-- What you have to do --
For every line in the records that has the word "Applications", make a copy.

Data for review: Begin

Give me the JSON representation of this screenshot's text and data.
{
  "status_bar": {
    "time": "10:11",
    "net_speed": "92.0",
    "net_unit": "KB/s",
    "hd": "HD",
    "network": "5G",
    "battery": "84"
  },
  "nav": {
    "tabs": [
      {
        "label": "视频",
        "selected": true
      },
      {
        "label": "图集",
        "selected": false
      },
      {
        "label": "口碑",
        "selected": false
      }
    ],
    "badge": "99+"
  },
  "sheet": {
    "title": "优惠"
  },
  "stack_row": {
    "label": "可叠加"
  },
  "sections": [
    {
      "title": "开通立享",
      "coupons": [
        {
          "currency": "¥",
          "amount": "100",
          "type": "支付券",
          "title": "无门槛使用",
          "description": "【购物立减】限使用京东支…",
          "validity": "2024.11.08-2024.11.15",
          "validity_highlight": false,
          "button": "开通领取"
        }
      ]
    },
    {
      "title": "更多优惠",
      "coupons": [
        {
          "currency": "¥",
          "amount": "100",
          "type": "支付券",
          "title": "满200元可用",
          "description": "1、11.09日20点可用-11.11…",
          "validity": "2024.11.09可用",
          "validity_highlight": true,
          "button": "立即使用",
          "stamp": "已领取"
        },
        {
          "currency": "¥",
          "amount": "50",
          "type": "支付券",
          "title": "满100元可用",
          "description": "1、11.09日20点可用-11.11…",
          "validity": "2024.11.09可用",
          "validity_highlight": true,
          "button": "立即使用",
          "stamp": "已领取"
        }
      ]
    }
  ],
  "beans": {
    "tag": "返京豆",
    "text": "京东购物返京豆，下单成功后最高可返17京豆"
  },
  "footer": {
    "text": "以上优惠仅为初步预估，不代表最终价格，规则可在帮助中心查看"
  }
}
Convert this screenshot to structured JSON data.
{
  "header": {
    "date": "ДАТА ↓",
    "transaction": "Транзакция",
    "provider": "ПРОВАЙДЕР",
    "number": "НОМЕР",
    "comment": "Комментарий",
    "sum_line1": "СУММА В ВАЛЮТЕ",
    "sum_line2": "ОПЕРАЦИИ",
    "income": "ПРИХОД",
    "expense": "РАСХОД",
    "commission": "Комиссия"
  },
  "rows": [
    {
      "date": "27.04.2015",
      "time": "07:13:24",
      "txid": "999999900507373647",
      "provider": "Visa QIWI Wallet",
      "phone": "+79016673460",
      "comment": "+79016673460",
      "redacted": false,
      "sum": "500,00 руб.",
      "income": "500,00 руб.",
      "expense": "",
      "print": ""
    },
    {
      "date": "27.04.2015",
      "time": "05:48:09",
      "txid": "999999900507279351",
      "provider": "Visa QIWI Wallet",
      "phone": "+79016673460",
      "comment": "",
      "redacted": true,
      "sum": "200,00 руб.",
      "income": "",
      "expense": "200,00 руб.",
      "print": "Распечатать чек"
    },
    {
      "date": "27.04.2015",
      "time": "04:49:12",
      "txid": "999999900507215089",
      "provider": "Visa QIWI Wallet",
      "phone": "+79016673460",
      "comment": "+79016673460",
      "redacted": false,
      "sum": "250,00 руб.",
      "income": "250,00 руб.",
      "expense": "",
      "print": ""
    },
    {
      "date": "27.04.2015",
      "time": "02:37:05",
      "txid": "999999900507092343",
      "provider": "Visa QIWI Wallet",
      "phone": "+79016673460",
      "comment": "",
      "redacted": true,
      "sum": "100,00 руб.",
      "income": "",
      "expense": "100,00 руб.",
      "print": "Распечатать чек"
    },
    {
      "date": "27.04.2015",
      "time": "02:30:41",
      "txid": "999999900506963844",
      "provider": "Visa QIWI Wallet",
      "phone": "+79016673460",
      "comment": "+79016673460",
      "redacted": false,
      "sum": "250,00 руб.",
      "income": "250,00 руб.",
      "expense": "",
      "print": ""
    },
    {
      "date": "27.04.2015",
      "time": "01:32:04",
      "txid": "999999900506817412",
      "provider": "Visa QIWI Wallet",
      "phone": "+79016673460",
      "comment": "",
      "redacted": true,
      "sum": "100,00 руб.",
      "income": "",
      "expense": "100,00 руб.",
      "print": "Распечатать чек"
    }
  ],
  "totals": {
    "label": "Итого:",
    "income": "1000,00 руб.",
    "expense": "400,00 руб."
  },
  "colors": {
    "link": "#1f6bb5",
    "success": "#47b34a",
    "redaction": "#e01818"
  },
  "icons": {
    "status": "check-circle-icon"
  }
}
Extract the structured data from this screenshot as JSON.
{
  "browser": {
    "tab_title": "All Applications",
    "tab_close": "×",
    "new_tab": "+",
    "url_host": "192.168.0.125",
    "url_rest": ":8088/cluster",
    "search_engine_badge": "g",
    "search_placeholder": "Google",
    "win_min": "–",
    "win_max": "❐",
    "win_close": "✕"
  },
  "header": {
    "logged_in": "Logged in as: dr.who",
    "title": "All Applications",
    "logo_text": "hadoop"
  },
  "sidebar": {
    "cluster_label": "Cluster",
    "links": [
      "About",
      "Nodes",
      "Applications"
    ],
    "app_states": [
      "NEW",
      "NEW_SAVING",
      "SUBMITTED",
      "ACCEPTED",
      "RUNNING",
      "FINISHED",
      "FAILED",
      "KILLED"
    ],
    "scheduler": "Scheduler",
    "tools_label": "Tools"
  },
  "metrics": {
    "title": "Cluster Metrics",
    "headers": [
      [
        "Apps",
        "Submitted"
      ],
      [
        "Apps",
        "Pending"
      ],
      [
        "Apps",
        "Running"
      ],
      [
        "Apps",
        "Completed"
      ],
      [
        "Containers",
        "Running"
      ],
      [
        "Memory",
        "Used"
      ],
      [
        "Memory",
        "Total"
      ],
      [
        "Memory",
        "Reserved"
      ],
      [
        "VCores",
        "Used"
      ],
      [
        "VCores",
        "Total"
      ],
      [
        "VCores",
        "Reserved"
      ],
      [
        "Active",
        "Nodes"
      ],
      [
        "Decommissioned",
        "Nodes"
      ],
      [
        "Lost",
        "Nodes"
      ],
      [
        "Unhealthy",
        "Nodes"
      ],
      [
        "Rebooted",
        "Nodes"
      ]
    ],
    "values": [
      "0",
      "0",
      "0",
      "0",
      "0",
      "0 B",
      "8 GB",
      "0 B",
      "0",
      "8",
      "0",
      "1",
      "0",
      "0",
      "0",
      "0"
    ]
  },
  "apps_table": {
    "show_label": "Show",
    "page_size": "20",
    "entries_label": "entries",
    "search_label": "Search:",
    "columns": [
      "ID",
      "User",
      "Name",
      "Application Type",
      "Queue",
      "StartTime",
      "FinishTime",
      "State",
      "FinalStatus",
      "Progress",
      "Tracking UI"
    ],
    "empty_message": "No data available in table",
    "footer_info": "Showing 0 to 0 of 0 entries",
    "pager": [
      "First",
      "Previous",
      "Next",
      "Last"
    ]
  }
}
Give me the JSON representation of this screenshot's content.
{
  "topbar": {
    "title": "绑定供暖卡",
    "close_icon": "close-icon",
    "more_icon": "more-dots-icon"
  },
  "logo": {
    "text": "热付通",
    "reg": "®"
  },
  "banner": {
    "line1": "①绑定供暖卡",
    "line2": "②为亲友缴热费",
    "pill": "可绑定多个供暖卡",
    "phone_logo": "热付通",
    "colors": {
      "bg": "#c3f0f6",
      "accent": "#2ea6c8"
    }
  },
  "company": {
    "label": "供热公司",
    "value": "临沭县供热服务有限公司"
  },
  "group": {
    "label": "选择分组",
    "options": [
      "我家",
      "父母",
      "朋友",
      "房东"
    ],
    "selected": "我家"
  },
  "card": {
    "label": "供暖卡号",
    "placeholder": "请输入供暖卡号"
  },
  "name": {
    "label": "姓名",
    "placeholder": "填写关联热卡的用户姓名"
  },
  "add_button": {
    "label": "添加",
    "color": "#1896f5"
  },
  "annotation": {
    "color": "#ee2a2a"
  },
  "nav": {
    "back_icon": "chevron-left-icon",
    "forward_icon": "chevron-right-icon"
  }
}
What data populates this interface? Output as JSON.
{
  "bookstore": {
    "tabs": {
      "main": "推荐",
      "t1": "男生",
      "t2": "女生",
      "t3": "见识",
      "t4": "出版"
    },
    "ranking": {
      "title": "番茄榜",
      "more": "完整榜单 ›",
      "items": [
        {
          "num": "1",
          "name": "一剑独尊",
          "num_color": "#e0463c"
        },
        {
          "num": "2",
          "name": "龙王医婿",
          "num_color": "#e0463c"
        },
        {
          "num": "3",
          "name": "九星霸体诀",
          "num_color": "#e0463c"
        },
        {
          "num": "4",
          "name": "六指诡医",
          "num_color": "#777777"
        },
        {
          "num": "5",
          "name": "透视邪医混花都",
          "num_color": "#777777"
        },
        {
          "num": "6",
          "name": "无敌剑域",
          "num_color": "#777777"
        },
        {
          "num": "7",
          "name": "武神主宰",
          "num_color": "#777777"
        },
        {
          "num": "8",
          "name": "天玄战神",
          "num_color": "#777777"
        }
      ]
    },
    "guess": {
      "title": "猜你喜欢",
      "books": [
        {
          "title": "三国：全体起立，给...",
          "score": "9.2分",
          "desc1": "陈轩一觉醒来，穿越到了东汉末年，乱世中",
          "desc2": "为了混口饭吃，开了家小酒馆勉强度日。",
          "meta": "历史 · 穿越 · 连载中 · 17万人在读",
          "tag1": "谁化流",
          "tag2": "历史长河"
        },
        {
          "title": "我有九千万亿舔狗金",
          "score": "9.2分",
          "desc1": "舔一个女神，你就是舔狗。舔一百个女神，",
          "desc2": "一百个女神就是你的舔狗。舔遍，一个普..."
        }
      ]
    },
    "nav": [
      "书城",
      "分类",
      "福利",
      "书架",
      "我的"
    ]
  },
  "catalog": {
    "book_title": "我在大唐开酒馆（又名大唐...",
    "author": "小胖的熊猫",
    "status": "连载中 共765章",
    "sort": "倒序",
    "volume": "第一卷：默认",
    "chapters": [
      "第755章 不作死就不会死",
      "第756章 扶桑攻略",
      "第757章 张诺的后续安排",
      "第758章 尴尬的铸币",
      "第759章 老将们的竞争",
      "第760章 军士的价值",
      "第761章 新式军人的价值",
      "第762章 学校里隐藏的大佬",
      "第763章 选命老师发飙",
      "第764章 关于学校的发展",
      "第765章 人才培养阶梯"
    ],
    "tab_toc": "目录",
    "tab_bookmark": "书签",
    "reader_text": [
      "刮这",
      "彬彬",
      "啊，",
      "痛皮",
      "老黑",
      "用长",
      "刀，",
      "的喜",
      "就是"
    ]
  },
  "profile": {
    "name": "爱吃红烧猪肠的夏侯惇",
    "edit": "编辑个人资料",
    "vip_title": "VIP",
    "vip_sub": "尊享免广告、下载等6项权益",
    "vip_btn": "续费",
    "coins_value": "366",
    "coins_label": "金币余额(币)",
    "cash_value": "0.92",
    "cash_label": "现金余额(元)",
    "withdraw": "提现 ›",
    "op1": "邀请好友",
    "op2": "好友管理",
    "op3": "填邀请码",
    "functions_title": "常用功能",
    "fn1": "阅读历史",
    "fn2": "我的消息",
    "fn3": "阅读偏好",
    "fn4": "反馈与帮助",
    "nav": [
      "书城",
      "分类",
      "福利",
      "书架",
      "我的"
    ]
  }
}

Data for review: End

-- Task result --
    "tab_title": "All Applications",
    "title": "All Applications",
      "Applications"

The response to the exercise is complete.